Content starts

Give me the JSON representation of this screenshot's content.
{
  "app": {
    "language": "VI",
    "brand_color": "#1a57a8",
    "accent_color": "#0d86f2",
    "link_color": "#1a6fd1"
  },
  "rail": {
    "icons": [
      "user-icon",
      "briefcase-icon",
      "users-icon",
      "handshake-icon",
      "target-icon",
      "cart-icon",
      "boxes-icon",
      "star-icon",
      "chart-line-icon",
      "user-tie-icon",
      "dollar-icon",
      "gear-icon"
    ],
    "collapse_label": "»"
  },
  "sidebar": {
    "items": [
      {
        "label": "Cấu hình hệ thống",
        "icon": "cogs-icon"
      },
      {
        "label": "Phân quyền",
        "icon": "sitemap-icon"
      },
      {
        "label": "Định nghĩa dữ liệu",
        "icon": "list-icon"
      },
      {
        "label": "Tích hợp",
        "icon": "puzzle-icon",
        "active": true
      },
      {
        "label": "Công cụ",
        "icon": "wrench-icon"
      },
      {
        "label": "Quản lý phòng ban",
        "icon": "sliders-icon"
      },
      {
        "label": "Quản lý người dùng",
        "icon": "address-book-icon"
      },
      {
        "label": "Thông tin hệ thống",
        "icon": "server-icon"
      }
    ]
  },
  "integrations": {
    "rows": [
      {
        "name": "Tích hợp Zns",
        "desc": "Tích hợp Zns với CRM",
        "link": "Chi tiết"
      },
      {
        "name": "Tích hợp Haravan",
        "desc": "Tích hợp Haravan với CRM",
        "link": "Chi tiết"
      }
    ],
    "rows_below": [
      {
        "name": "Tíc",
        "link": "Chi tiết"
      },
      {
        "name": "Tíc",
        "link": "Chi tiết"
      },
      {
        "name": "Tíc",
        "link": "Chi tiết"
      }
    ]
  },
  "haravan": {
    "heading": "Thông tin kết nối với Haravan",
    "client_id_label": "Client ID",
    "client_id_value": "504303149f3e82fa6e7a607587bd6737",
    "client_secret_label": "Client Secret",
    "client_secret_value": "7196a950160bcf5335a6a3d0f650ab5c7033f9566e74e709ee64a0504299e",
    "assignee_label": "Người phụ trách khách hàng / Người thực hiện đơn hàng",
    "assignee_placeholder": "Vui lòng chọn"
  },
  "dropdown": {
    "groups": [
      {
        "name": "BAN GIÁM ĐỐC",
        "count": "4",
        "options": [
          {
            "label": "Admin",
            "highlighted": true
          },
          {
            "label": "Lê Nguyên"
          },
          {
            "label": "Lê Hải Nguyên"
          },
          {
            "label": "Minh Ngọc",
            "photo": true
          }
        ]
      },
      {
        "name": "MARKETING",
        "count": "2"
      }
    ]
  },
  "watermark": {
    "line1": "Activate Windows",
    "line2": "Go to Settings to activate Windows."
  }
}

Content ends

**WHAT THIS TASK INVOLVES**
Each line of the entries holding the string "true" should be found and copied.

**YOUR SOLUTION**
        "active": true
            "highlighted": true
            "photo": true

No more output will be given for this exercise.